Just as a theme can immerge from your inspiration, so can a palette. Since colors can sometimes be more concrete than themes, you may even want to start here first. Color is a unifying factor between all your wedding elements, from the invitations to your bridesmaid dresses. Take a look at a color wheel to determine which shades you're drawn to. The easiest way to make all of your wedding elements come together is to stick with one main color and an accent color, or two equally prominent complementary colors (colors that are directly opposite each other on the color wheel, like green and pink or yellow and purple) for a bright contrast. But don't feel limited to just two colors—adding neutral or metallic accents will make your palette robust. You could also choose an analogous scheme—putting together three colors that fall side by side on the color wheel, like blue, periwinkle and violet, to bring out the subtle nuances of one color family.
6. Master the Motif

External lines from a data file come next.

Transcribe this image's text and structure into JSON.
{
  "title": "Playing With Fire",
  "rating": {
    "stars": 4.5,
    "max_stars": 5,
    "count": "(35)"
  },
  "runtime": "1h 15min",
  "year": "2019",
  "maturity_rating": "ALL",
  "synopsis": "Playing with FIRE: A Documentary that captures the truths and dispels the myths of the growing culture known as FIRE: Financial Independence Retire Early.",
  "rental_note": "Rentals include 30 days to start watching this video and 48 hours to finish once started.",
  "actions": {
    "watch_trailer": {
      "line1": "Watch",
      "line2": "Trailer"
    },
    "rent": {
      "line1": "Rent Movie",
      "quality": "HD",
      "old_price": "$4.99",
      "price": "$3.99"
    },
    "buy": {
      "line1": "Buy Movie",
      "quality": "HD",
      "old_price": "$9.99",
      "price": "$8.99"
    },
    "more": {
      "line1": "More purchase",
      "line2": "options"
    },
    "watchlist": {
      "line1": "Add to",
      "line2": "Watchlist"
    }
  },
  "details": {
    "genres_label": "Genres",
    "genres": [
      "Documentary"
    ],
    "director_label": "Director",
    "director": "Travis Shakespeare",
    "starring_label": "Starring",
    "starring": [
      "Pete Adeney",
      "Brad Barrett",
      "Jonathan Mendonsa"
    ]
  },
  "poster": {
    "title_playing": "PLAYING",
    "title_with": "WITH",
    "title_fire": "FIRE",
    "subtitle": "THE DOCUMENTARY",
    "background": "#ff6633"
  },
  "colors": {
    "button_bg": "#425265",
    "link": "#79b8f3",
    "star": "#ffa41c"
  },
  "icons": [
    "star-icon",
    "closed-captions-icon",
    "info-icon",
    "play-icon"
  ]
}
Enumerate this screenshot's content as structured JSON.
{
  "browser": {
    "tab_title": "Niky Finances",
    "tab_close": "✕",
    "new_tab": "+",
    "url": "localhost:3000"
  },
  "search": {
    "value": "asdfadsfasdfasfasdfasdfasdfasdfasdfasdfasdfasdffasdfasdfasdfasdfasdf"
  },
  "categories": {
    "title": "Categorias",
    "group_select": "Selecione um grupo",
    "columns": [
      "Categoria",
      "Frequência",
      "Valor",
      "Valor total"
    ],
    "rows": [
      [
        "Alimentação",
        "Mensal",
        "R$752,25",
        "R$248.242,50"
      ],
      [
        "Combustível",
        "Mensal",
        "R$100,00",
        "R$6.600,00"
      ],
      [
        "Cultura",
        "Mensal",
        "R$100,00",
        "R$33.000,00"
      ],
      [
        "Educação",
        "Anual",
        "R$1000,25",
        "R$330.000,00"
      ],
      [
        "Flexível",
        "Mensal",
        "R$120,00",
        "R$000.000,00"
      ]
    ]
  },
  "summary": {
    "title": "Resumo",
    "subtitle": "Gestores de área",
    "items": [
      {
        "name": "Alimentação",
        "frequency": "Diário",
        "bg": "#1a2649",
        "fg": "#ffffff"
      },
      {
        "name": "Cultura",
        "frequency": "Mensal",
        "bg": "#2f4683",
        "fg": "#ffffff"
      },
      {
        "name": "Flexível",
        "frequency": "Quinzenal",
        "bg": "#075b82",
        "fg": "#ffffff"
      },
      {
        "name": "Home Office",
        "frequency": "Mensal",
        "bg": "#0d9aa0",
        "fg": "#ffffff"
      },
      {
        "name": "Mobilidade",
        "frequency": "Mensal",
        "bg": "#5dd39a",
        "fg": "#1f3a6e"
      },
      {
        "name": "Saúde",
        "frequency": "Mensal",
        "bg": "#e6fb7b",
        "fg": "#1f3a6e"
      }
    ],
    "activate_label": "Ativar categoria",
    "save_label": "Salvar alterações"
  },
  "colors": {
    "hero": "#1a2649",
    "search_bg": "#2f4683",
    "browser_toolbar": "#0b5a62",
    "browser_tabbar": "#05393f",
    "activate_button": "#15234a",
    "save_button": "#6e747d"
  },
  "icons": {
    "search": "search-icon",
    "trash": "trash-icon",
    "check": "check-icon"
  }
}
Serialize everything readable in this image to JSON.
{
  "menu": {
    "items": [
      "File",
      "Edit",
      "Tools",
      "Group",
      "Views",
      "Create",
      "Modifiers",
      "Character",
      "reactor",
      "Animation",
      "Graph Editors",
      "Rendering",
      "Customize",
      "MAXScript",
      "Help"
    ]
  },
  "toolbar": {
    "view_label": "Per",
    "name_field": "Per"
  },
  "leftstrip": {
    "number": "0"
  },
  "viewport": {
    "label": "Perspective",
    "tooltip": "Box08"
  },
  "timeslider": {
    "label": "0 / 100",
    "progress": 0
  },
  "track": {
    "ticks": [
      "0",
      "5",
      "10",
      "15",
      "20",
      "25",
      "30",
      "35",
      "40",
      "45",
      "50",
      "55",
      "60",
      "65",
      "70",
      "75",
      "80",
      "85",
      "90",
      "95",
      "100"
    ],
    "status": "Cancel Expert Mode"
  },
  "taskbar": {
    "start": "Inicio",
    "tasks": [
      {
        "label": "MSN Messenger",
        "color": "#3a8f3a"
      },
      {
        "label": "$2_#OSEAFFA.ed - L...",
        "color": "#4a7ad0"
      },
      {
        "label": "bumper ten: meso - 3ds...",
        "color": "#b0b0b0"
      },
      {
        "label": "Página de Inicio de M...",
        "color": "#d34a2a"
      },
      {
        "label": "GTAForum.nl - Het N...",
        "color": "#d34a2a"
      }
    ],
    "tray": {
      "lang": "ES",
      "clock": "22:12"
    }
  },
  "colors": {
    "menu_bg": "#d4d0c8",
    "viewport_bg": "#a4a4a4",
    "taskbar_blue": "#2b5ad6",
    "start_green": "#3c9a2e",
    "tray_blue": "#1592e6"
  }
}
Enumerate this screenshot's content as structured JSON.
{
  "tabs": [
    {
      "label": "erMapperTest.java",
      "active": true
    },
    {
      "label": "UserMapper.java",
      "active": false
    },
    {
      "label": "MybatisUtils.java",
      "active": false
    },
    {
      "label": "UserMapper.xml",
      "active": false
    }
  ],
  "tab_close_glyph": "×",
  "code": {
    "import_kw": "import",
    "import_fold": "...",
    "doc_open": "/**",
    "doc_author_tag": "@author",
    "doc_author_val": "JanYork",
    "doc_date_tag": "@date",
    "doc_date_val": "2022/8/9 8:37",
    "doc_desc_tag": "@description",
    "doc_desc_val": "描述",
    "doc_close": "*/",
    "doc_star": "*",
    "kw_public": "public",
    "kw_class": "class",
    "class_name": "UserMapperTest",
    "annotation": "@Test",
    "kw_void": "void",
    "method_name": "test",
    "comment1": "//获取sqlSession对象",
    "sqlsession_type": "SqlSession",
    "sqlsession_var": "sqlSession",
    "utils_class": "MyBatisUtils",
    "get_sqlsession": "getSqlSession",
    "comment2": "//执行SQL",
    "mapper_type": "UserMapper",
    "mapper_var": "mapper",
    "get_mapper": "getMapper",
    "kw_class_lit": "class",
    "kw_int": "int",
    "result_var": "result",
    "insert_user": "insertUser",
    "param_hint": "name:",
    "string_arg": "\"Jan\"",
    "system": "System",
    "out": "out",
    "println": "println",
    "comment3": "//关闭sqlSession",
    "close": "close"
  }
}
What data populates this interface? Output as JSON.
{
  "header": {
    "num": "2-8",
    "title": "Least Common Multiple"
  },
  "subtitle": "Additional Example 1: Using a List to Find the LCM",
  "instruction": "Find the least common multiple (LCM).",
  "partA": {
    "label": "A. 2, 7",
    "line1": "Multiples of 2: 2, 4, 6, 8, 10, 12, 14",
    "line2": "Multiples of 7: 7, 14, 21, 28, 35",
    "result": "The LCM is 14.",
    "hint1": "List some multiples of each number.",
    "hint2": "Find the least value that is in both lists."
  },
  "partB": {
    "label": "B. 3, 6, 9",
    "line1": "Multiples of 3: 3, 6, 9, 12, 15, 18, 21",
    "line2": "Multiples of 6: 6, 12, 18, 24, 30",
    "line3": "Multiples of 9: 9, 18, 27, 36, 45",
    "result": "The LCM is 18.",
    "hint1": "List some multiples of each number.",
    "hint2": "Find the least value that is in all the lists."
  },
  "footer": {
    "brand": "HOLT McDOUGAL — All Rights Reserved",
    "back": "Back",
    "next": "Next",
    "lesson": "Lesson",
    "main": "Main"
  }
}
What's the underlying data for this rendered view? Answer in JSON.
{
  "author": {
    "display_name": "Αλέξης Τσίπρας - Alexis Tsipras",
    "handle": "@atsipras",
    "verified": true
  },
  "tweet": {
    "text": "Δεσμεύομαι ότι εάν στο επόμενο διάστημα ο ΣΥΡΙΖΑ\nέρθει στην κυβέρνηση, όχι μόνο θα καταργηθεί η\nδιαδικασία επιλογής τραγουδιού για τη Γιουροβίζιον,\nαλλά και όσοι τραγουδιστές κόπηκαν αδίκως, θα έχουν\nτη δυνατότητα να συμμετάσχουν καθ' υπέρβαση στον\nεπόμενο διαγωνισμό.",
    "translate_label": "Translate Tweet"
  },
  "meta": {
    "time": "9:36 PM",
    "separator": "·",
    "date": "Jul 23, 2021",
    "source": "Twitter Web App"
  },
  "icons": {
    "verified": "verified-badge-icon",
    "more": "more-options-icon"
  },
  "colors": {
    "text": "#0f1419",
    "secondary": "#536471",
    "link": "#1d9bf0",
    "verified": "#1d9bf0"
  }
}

A motif is the last flourish that can tie together the overall look of your wedding—it can show up anywhere from the invitation to the cake. It's typically a pattern, shape or insignia that conveys your style (think: monogram, family crest, toile pattern, leaf icon). Whatever you choose should reinforce the mood you're trying to create. Use your motif sparingly—three or four places max. Any more than that will feel forced or look too matchy-matchy.
7. Don't Forget the Vibe
The theme obviously affects the look of your wedding, but it can also set the tone. An evening wedding in a gilded ballroom meant to conjure the Roaring '20s will ramp the chic quotient up a notch, while a clambake on the beach will have guests kicking off their shoes and enjoying a beer right out of the bottle. Either is great, as long as it feels right to you. You want your personalities and passions to shine through, which is what ultimately makes your wedding stand out and feel special.